Having found a set of tables that contain likely Personal Data attributes, the results can be recorded using what Safyr calls a Subject Area. This is like a folder where you can group any number of tables. This can be refined further by identifying the ‘date of birth’ fields. It’s easy to select the tables and add them to a Subject Area – and there is an option to ‘mark’ those fields that meet the selection criteria used (in this case ‘data of birth’ fields).
So the result shown below is a group of tables that contain a field with the string ‘date of birth’ in the ‘business’, name and containing data which has been stored as a Subject Area called ‘Date of Birth for CCPA/GDPR. The ‘Marked Fields’ column shows how many fields on each table meet the search criteria. In the example above, table PA0002 has 3 such fields.
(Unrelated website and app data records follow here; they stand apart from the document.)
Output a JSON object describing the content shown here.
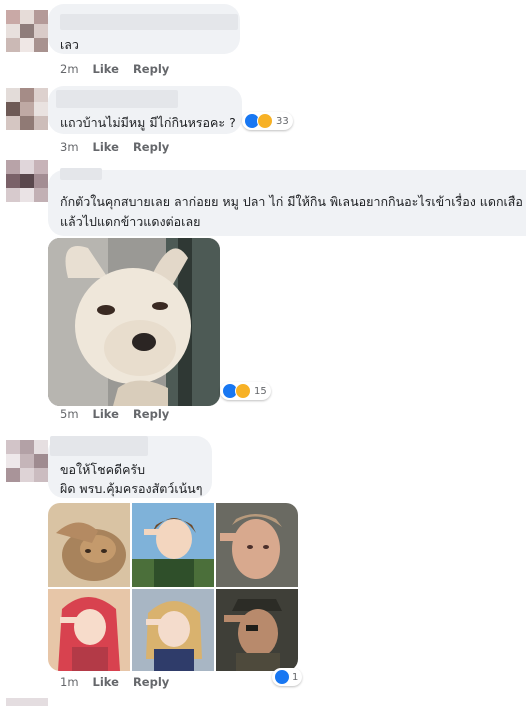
{
  "comments": [
    {
      "text_lines": [
        "เลว"
      ],
      "time": "2m",
      "like": "Like",
      "reply": "Reply"
    },
    {
      "text_lines": [
        "แถวบ้านไม่มีหมู มีไก่กินหรอคะ ?"
      ],
      "time": "3m",
      "like": "Like",
      "reply": "Reply",
      "reaction_count": "33"
    },
    {
      "text_lines": [
        "กักตัวในคุกสบายเลย ลาก่อยย หมู ปลา ไก่ มีให้กิน พิเลนอยากกินอะไรเข้าเรื่อง แดกเสือ",
        "แล้วไปแดกข้าวแดงต่อเลย"
      ],
      "time": "5m",
      "like": "Like",
      "reply": "Reply",
      "reaction_count": "15",
      "image": "chihuahua-dog-photo"
    },
    {
      "text_lines": [
        "ขอให้โชคดีครับ",
        "ผิด พรบ.คุ้มครองสัตว์เน้นๆ"
      ],
      "time": "1m",
      "like": "Like",
      "reply": "Reply",
      "reaction_count": "1",
      "image": "salute-collage-photo"
    }
  ],
  "colors": {
    "bubble": "#f0f2f5",
    "meta": "#65676b",
    "like_blue": "#1877f2",
    "haha_yellow": "#f7b125"
  }
}
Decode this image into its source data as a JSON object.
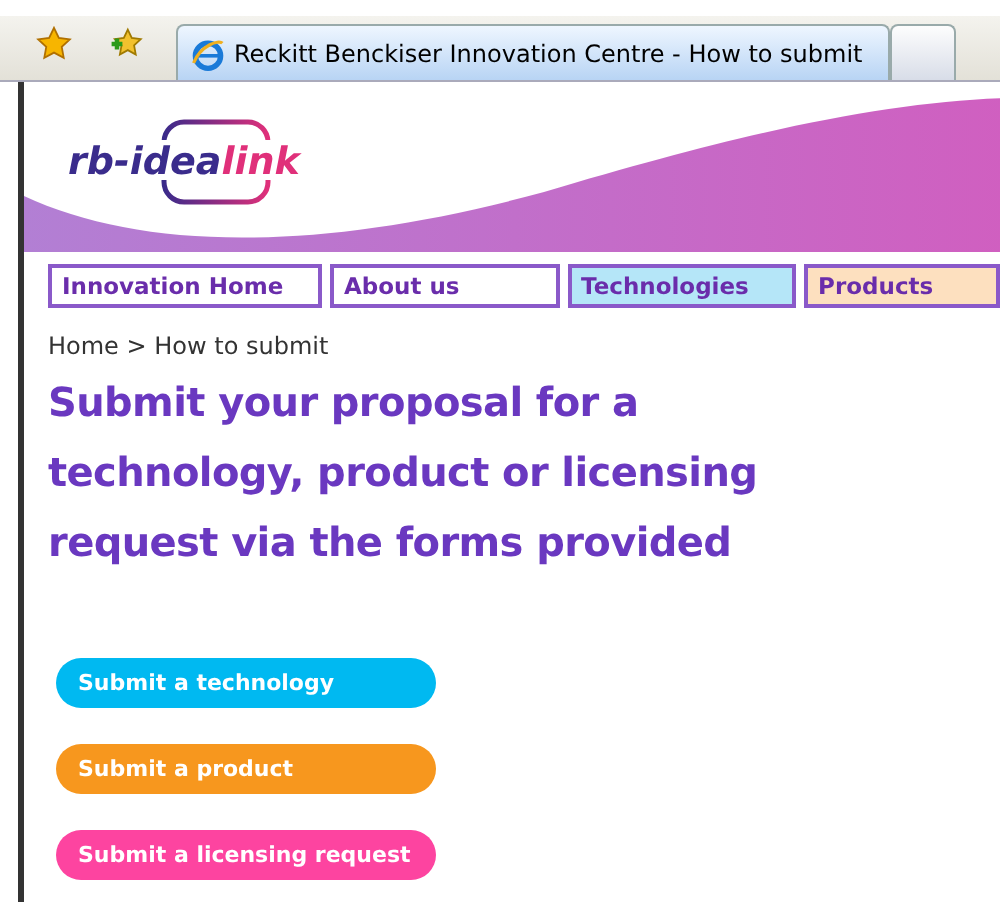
{
  "browser_tabs": [
    {
      "title": "Reckitt Benckiser Innovation Centre - How to submit",
      "selected": true
    },
    {
      "selected": false
    }
  ],
  "logo": {
    "text_dark": "rb-idea",
    "text_accent": "link"
  },
  "nav": [
    {
      "label": "Innovation Home",
      "color": "#ffffff"
    },
    {
      "label": "About us",
      "color": "#ffffff"
    },
    {
      "label": "Technologies",
      "color": "#b5e6f8"
    },
    {
      "label": "Products",
      "color": "#fde0bf"
    }
  ],
  "breadcrumb": "Home > How to submit",
  "heading": "Submit your proposal for a technology, product or licensing request via the forms provided",
  "buttons": [
    {
      "label": "Submit a technology",
      "color": "#00b9f1"
    },
    {
      "label": "Submit a product",
      "color": "#f7971e"
    },
    {
      "label": "Submit a licensing request",
      "color": "#fd44a0"
    }
  ]
}
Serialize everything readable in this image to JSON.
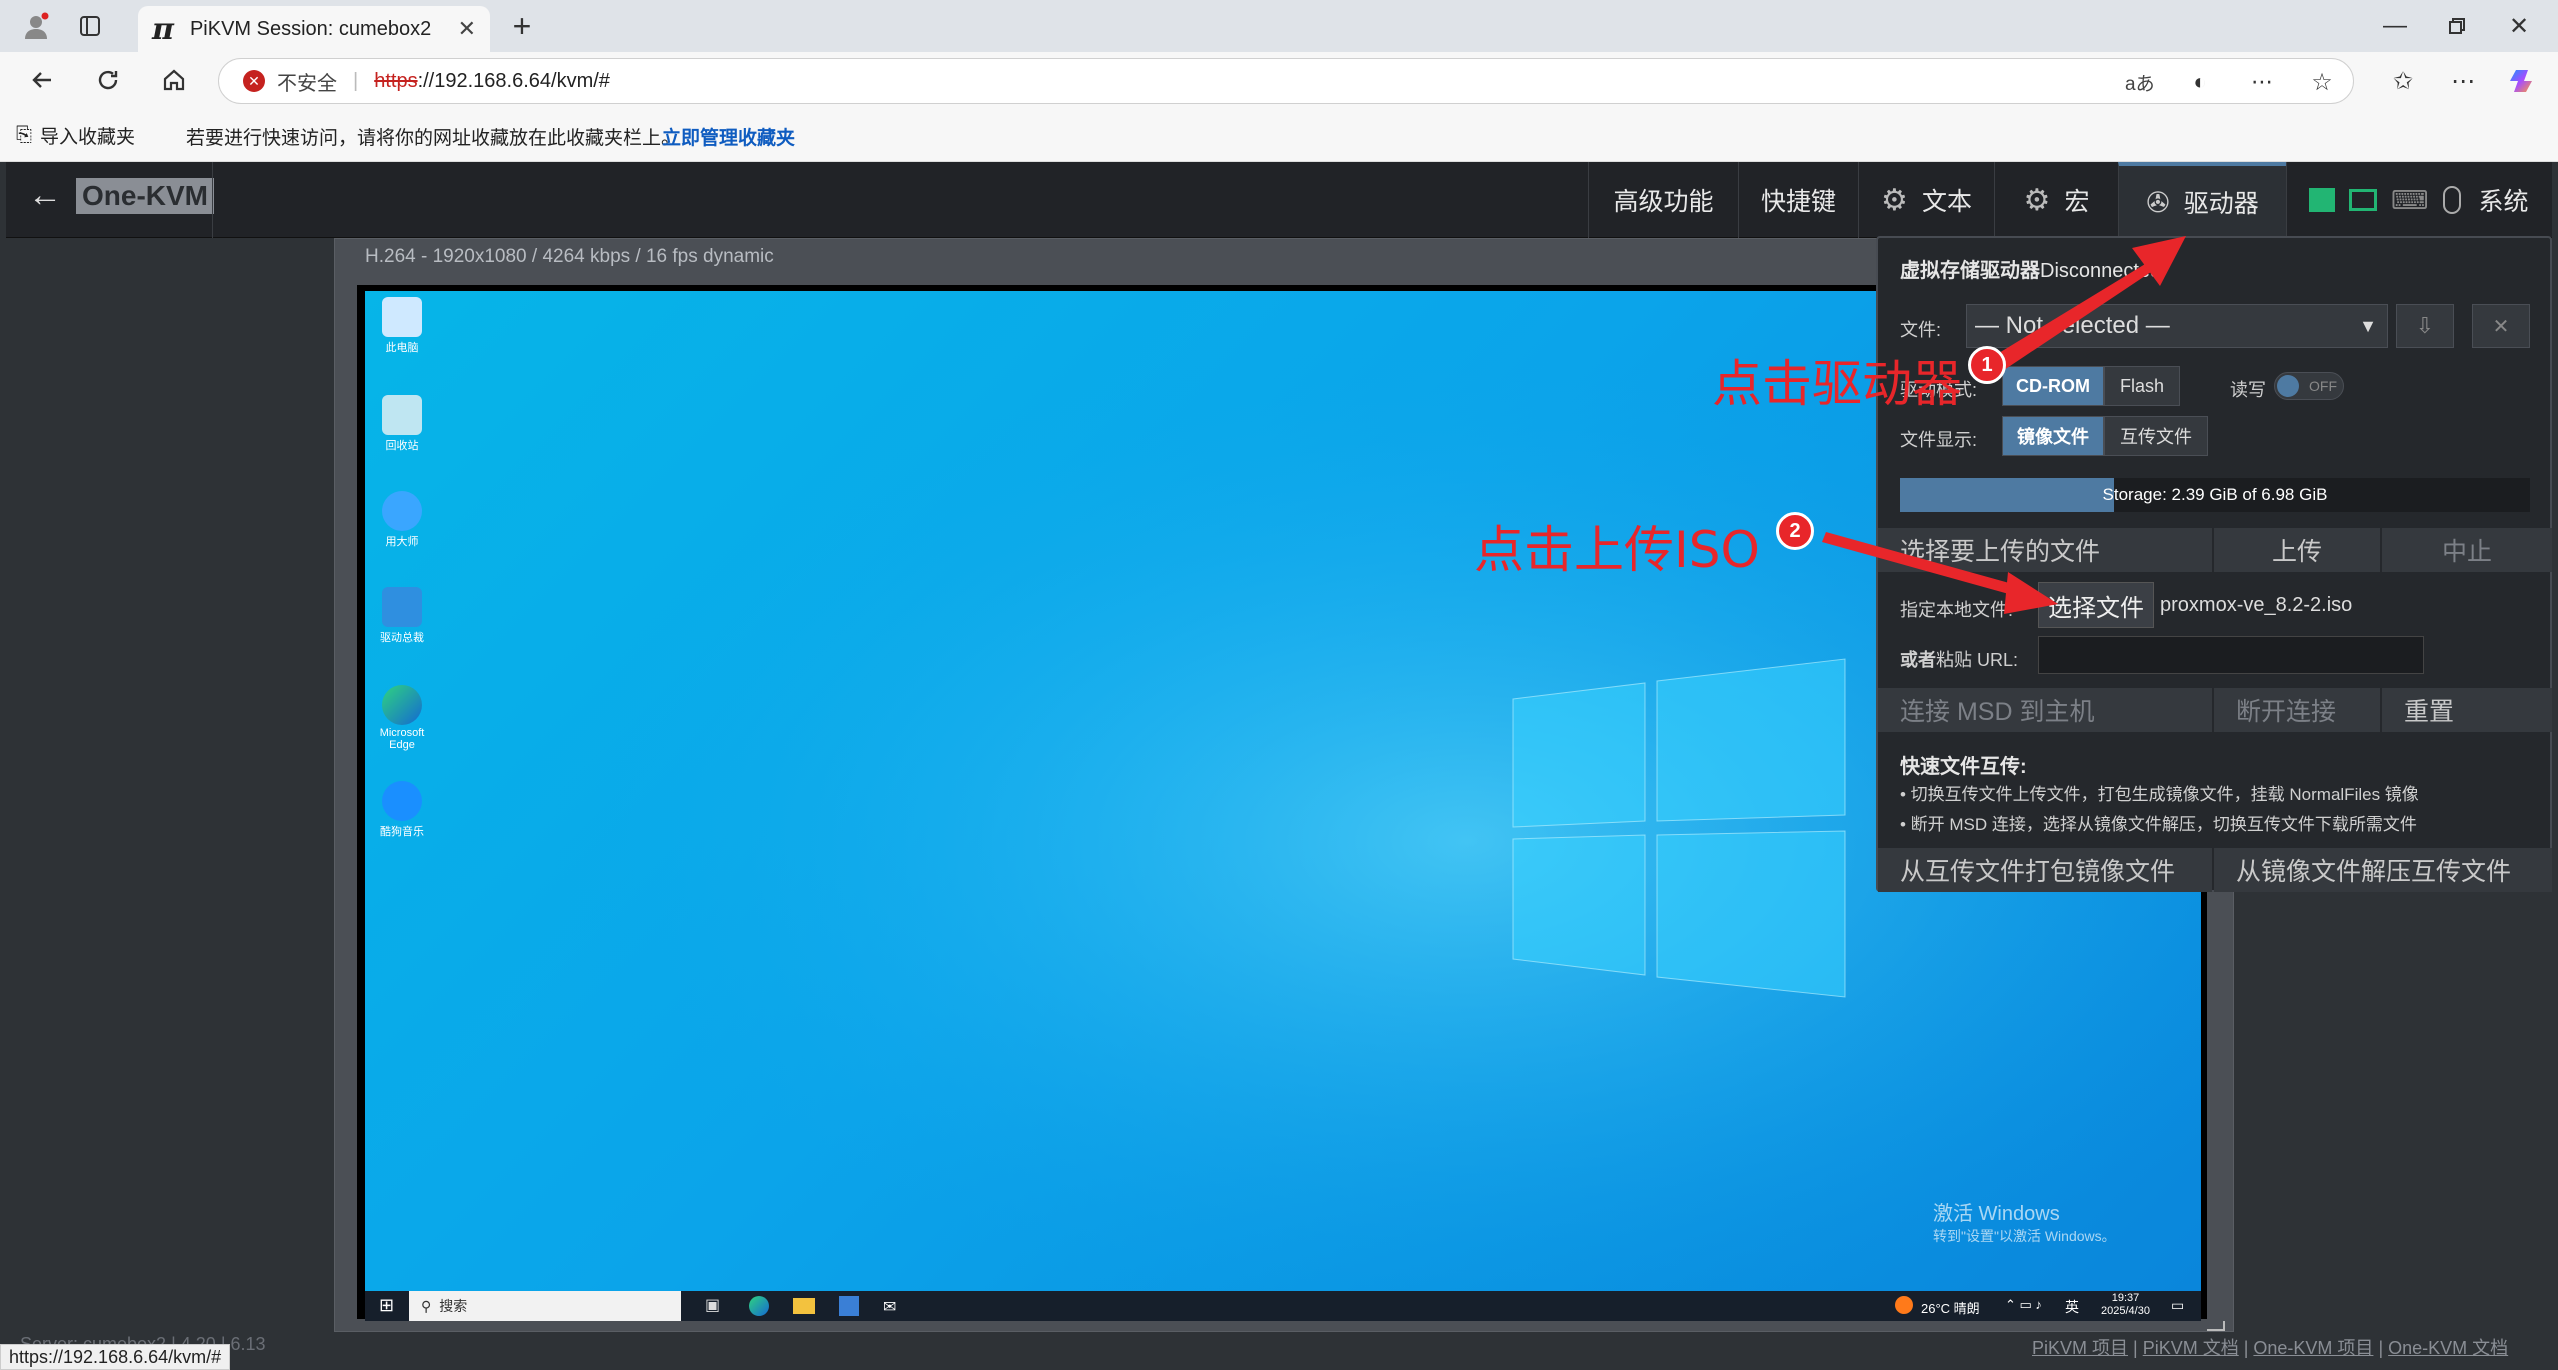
{
  "browser": {
    "tab_title": "PiKVM Session: cumebox2",
    "insecure": "不安全",
    "url_scheme": "https",
    "url_rest": "://192.168.6.64/kvm/#",
    "read_aloud": "aあ",
    "fav_import": "导入收藏夹",
    "fav_hint": "若要进行快速访问，请将你的网址收藏放在此收藏夹栏上。",
    "fav_manage": "立即管理收藏夹"
  },
  "kvm": {
    "brand": "One-KVM",
    "nav": {
      "advanced": "高级功能",
      "hotkeys": "快捷键",
      "text": "文本",
      "macro": "宏",
      "drive": "驱动器",
      "system": "系统"
    },
    "stream_info": "H.264 - 1920x1080 / 4264 kbps / 16 fps dynamic"
  },
  "desktop": {
    "icons": [
      "此电脑",
      "回收站",
      "用大师",
      "驱动总裁",
      "Microsoft Edge",
      "酷狗音乐"
    ],
    "search": "搜索",
    "weather": "26°C 晴朗",
    "ime": "英",
    "time": "19:37",
    "date": "2025/4/30",
    "activate_title": "激活 Windows",
    "activate_sub": "转到\"设置\"以激活 Windows。"
  },
  "drive": {
    "title": "虚拟存储驱动器",
    "status": "Disconnected",
    "file_label": "文件:",
    "file_select": "— Not selected —",
    "mode_label": "驱动模式:",
    "mode_cdrom": "CD-ROM",
    "mode_flash": "Flash",
    "rw_label": "读写",
    "rw_toggle": "OFF",
    "display_label": "文件显示:",
    "display_image": "镜像文件",
    "display_share": "互传文件",
    "storage": "Storage: 2.39 GiB of 6.98 GiB",
    "storage_fraction": 0.34,
    "upload_select": "选择要上传的文件",
    "upload_btn": "上传",
    "abort_btn": "中止",
    "local_label": "指定本地文件:",
    "choose_file": "选择文件",
    "chosen_name": "proxmox-ve_8.2-2.iso",
    "url_label_a": "或者",
    "url_label_b": "粘贴 URL:",
    "connect": "连接 MSD 到主机",
    "disconnect": "断开连接",
    "reset": "重置",
    "quick_title": "快速文件互传:",
    "quick_1": "• 切换互传文件上传文件，打包生成镜像文件，挂载 NormalFiles 镜像",
    "quick_2": "• 断开 MSD 连接，选择从镜像文件解压，切换互传文件下载所需文件",
    "pack": "从互传文件打包镜像文件",
    "unpack": "从镜像文件解压互传文件"
  },
  "annotations": {
    "a1": "点击驱动器",
    "a2": "点击上传ISO",
    "b1": "1",
    "b2": "2"
  },
  "footer": {
    "server": "Server: cumebox2",
    "ver1": "4.20",
    "ver2": "6.13",
    "link1": "PiKVM 项目",
    "link2": "PiKVM 文档",
    "link3": "One-KVM 项目",
    "link4": "One-KVM 文档",
    "status_url": "https://192.168.6.64/kvm/#"
  },
  "colors": {
    "panel": "#25282c",
    "accent": "#4e7aa2",
    "annotation": "#e8262a"
  }
}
If you want to look at the details for an individual table, all you need to do is to select the table and the individual fields for that tables will be displayed. As seen in the image below by selecting “Show Fields – Marked Fields, you can see the 3 “Date of Birth” fields and the different technical field names.
This process could be repeated for other Personal Data fields until we had assembled a set of Subject Areas that represent all the Personal Data categories that need to be assessed for CCPA and GDPR. Safyr then has features for merging these Subject Areas to create a consolidated list of Personal Data items. This brings together the Personal Data fields for each of the categories (Birth, Address, Credit Card Number….) into one integrated set.
Having identified and marked the Personal Data fields using the method described above, you might want to make that information easily available to a wider audience. Safyr Subject areas can be exported to a broad number of other products including Collibra, Alation, Infogix, Informatica EDC, DAG Metadacenter, erwin, Idera ER/Studio and ASG Data Intelligence. Apart from those, the most popular export format for CCPA and GDPR is Excel.
In the screenshot below the ‘Date of Birth for CCPA/GDPR Subject Area has been exported from Safyr into an Excel file and filtered so that you are only seeing the fields marked with “Date of Birth”. You can see the technical and logical name for each table where they occur and the descriptions, More information is included in the other spreadsheet tabs.
Identifying candidate Personal Data attributes is merely one of the key steps of any CCPA and GDPR strategy. In the case of large application packages like SAP it can be a very challenging first step. Safyr is not a full CCPA or GDPR solution, however you can use it to accelerate the delivery of a data inventory of the personal data assets in your key ERP and CRM packages from SAP and as well as Oracle, Salesforce and Microsoft.
And a final thought. Unlike Y2K, CCPA and GDPR are not a one-time job. There is a responsibility on each organisation to monitor and manage their storage and use of personal data on an on-going basis. Executive sponsorship, a data governance strategy, staff awareness and training, appropriate policies and the correct use of technology is critical to maintaining momentum. More information on the CCPA is available here. The full text of the EU GDPR is here.
If you would like to learn more please click here to book a call to discuss how Safyr can help you to identify the Personal Data in your ERP or CRM systems. You can download a free trial of Safyr here.